→ PROBLEM TO WORK ON
Every record below needs to be retyped exactly as it appears.

→ DATA EXCERPTS

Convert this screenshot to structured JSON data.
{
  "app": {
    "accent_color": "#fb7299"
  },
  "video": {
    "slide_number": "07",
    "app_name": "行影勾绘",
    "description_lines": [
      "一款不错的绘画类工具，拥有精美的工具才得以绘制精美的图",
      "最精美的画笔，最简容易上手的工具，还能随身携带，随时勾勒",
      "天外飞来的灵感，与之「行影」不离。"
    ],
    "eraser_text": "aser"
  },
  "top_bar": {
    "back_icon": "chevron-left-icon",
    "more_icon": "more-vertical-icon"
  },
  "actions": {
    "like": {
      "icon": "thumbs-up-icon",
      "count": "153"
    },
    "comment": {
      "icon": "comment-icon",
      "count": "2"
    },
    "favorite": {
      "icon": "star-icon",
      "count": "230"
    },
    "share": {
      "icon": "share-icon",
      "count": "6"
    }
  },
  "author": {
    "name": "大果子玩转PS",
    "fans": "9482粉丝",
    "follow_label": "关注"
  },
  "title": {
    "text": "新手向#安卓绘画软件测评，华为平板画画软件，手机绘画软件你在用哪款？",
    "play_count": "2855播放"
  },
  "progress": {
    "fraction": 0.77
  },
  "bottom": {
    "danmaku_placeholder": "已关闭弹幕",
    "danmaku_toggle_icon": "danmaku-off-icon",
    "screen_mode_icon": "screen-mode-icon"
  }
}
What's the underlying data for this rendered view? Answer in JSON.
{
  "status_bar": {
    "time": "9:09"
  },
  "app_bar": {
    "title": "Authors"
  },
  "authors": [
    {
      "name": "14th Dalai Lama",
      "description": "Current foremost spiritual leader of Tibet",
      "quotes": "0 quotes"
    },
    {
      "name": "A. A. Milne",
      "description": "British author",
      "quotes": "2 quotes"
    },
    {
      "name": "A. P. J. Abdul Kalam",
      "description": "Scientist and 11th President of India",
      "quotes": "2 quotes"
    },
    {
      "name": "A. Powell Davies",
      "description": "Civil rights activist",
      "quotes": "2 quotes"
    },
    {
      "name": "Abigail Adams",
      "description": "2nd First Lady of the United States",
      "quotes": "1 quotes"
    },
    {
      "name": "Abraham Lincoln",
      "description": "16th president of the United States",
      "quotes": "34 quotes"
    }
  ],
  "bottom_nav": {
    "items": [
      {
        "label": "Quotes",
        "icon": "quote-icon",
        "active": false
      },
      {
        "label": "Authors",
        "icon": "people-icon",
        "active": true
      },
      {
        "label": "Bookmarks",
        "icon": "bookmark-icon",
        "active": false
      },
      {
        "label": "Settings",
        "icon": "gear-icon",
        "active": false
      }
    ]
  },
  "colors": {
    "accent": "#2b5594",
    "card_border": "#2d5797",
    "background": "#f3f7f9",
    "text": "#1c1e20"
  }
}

→ PROBLEM SOLUTION
Convert this screenshot to structured JSON data.
{
  "app": {
    "accent_color": "#fb7299"
  },
  "video": {
    "slide_number": "07",
    "app_name": "行影勾绘",
    "description_lines": [
      "一款不错的绘画类工具，拥有精美的工具才得以绘制精美的图",
      "最精美的画笔，最简容易上手的工具，还能随身携带，随时勾勒",
      "天外飞来的灵感，与之「行影」不离。"
    ],
    "eraser_text": "aser"
  },
  "top_bar": {
    "back_icon": "chevron-left-icon",
    "more_icon": "more-vertical-icon"
  },
  "actions": {
    "like": {
      "icon": "thumbs-up-icon",
      "count": "153"
    },
    "comment": {
      "icon": "comment-icon",
      "count": "2"
    },
    "favorite": {
      "icon": "star-icon",
      "count": "230"
    },
    "share": {
      "icon": "share-icon",
      "count": "6"
    }
  },
  "author": {
    "name": "大果子玩转PS",
    "fans": "9482粉丝",
    "follow_label": "关注"
  },
  "title": {
    "text": "新手向#安卓绘画软件测评，华为平板画画软件，手机绘画软件你在用哪款？",
    "play_count": "2855播放"
  },
  "progress": {
    "fraction": 0.77
  },
  "bottom": {
    "danmaku_placeholder": "已关闭弹幕",
    "danmaku_toggle_icon": "danmaku-off-icon",
    "screen_mode_icon": "screen-mode-icon"
  }
}
What's the underlying data for this rendered view? Answer in JSON.
{
  "status_bar": {
    "time": "9:09"
  },
  "app_bar": {
    "title": "Authors"
  },
  "authors": [
    {
      "name": "14th Dalai Lama",
      "description": "Current foremost spiritual leader of Tibet",
      "quotes": "0 quotes"
    },
    {
      "name": "A. A. Milne",
      "description": "British author",
      "quotes": "2 quotes"
    },
    {
      "name": "A. P. J. Abdul Kalam",
      "description": "Scientist and 11th President of India",
      "quotes": "2 quotes"
    },
    {
      "name": "A. Powell Davies",
      "description": "Civil rights activist",
      "quotes": "2 quotes"
    },
    {
      "name": "Abigail Adams",
      "description": "2nd First Lady of the United States",
      "quotes": "1 quotes"
    },
    {
      "name": "Abraham Lincoln",
      "description": "16th president of the United States",
      "quotes": "34 quotes"
    }
  ],
  "bottom_nav": {
    "items": [
      {
        "label": "Quotes",
        "icon": "quote-icon",
        "active": false
      },
      {
        "label": "Authors",
        "icon": "people-icon",
        "active": true
      },
      {
        "label": "Bookmarks",
        "icon": "bookmark-icon",
        "active": false
      },
      {
        "label": "Settings",
        "icon": "gear-icon",
        "active": false
      }
    ]
  },
  "colors": {
    "accent": "#2b5594",
    "card_border": "#2d5797",
    "background": "#f3f7f9",
    "text": "#1c1e20"
  }
}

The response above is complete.